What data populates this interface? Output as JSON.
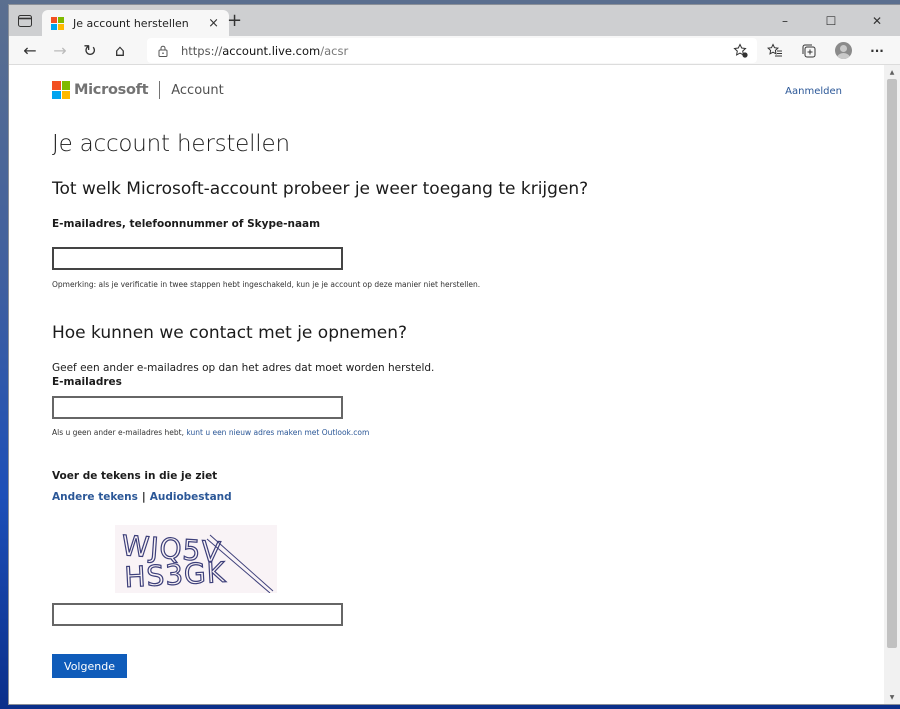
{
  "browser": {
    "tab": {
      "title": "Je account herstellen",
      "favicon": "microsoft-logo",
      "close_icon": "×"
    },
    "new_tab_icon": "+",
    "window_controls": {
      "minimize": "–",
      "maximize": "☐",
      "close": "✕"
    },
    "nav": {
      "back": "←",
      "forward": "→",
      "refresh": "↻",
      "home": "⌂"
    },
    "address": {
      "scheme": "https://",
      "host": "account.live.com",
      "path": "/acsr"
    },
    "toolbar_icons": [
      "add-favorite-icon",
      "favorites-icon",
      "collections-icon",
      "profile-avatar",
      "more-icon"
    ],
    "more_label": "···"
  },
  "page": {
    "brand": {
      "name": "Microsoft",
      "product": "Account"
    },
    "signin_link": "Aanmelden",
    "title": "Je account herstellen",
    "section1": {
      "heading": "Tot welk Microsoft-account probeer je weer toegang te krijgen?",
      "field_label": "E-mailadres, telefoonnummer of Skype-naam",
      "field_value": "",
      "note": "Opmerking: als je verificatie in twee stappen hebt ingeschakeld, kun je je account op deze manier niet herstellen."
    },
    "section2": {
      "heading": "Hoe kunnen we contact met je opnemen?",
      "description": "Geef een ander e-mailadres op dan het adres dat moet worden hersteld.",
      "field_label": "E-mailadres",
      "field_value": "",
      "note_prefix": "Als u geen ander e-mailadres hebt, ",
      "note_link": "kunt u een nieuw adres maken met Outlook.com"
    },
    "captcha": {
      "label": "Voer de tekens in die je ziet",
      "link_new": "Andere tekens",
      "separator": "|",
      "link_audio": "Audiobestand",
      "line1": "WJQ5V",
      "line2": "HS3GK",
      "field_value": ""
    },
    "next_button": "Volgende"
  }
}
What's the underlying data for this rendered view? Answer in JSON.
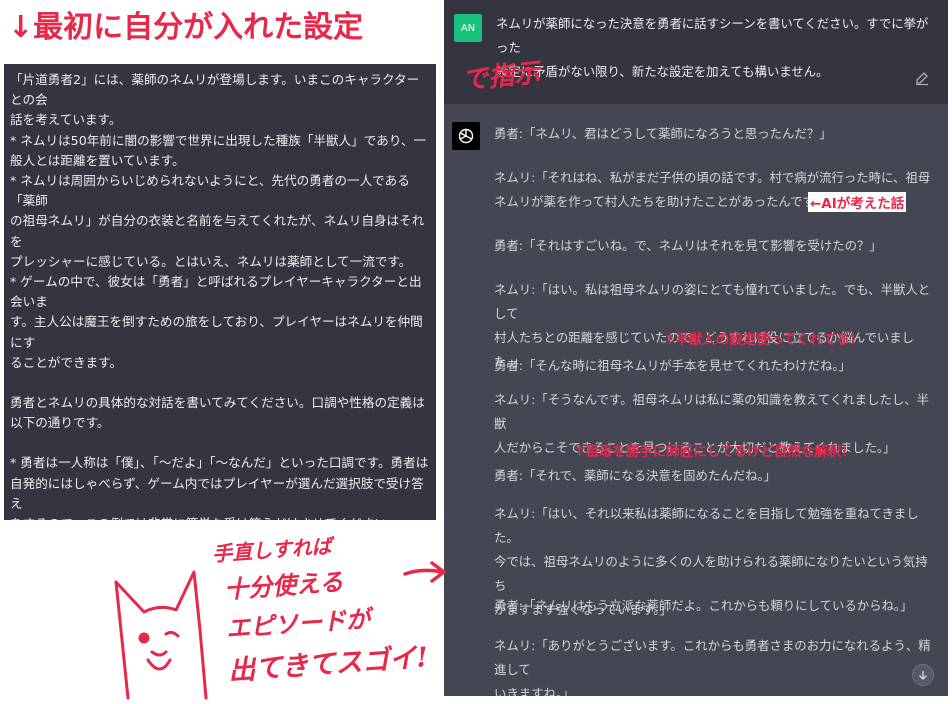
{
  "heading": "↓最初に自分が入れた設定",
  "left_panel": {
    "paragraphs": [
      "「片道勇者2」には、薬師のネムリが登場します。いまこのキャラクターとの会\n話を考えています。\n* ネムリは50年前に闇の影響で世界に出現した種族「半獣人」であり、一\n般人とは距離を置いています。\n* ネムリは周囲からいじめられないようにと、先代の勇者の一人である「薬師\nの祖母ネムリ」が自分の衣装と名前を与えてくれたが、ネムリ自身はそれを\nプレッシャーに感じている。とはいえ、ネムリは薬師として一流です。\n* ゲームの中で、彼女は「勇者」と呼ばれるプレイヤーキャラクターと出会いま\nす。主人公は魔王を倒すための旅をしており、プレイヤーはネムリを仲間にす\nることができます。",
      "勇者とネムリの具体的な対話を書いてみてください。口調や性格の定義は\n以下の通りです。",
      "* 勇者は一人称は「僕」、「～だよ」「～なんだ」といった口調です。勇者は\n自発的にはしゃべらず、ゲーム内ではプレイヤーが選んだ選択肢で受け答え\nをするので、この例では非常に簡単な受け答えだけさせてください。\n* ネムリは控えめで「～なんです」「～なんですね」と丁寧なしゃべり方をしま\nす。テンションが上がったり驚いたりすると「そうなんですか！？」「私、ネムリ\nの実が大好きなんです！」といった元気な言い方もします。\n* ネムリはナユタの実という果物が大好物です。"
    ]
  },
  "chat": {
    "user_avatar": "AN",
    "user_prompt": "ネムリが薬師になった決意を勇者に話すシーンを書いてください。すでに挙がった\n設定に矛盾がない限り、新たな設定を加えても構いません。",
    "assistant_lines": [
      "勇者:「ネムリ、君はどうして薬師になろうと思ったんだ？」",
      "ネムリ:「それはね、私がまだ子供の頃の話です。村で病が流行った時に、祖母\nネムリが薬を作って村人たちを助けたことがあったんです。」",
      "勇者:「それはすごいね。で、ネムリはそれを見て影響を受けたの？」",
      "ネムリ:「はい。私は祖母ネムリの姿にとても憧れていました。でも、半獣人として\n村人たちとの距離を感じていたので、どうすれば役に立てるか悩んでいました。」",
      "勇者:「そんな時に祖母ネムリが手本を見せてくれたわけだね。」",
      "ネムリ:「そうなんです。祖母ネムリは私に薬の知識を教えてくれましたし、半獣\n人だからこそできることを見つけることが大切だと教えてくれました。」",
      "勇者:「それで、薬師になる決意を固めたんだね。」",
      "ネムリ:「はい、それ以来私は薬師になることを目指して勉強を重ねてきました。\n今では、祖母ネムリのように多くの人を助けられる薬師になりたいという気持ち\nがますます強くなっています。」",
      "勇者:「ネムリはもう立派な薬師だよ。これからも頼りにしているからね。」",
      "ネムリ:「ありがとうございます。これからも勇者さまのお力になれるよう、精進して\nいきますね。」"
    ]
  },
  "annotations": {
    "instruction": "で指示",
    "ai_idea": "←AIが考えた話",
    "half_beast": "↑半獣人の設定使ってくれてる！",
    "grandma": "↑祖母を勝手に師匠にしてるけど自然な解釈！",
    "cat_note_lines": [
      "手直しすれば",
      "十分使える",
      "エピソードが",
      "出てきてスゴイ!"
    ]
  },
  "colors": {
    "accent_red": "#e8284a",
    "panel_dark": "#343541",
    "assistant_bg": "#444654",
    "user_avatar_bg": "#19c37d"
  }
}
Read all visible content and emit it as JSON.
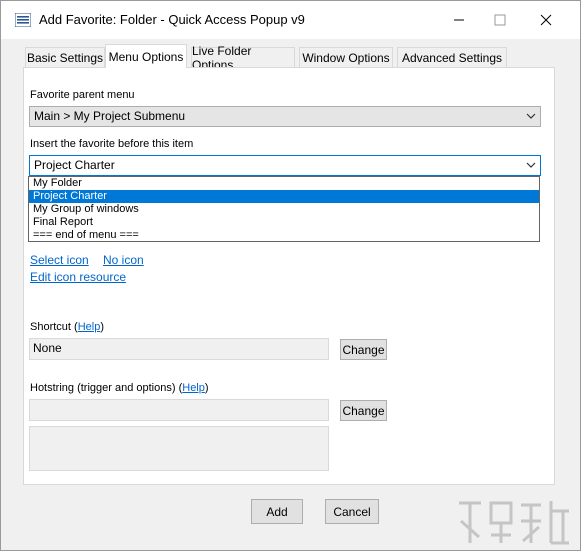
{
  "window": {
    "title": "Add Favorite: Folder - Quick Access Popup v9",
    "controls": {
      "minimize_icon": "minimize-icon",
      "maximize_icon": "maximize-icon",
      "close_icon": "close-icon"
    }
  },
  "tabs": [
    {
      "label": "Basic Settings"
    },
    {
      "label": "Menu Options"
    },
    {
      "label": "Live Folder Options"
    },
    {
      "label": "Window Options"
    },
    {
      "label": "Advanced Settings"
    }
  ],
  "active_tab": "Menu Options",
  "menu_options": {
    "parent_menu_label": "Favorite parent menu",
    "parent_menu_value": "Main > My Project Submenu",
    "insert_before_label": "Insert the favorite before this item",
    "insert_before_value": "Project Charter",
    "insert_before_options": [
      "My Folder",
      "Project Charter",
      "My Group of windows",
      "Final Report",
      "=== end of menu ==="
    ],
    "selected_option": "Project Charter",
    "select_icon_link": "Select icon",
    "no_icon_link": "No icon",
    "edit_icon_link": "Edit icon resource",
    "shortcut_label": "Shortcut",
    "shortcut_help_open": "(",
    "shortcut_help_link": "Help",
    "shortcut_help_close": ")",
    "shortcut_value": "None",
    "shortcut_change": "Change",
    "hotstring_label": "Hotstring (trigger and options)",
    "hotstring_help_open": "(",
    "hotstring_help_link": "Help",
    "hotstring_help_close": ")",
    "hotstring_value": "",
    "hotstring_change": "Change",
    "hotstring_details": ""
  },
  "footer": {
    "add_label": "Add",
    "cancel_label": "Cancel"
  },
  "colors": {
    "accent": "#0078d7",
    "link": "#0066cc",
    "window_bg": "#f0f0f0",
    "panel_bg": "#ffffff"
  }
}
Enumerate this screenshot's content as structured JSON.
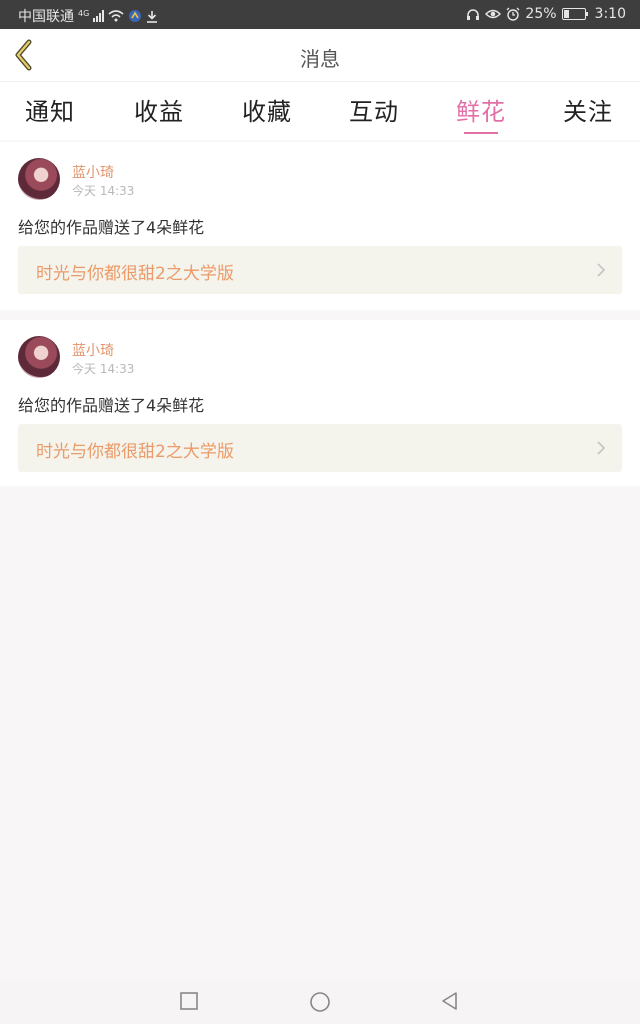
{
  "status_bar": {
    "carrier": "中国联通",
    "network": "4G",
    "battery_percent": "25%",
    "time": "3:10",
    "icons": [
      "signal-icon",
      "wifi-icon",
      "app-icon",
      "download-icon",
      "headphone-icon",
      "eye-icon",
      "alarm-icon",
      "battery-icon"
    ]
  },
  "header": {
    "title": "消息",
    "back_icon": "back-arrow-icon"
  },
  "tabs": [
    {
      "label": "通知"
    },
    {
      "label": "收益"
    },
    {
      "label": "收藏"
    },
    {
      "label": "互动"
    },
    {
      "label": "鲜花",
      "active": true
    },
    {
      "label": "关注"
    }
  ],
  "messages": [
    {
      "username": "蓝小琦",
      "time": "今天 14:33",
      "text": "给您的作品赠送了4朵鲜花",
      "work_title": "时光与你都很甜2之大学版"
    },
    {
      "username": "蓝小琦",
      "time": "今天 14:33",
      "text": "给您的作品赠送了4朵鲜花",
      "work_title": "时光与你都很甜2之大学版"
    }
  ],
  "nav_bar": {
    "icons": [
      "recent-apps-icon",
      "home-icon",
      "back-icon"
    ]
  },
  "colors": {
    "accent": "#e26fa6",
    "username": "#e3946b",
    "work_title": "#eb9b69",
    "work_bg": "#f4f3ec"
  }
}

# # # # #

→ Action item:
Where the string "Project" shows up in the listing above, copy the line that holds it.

→ Answer to this exercise:
    "parent_menu_value": "Main > My Project Submenu",
    "insert_before_value": "Project Charter",
      "Project Charter",
    "selected_option": "Project Charter",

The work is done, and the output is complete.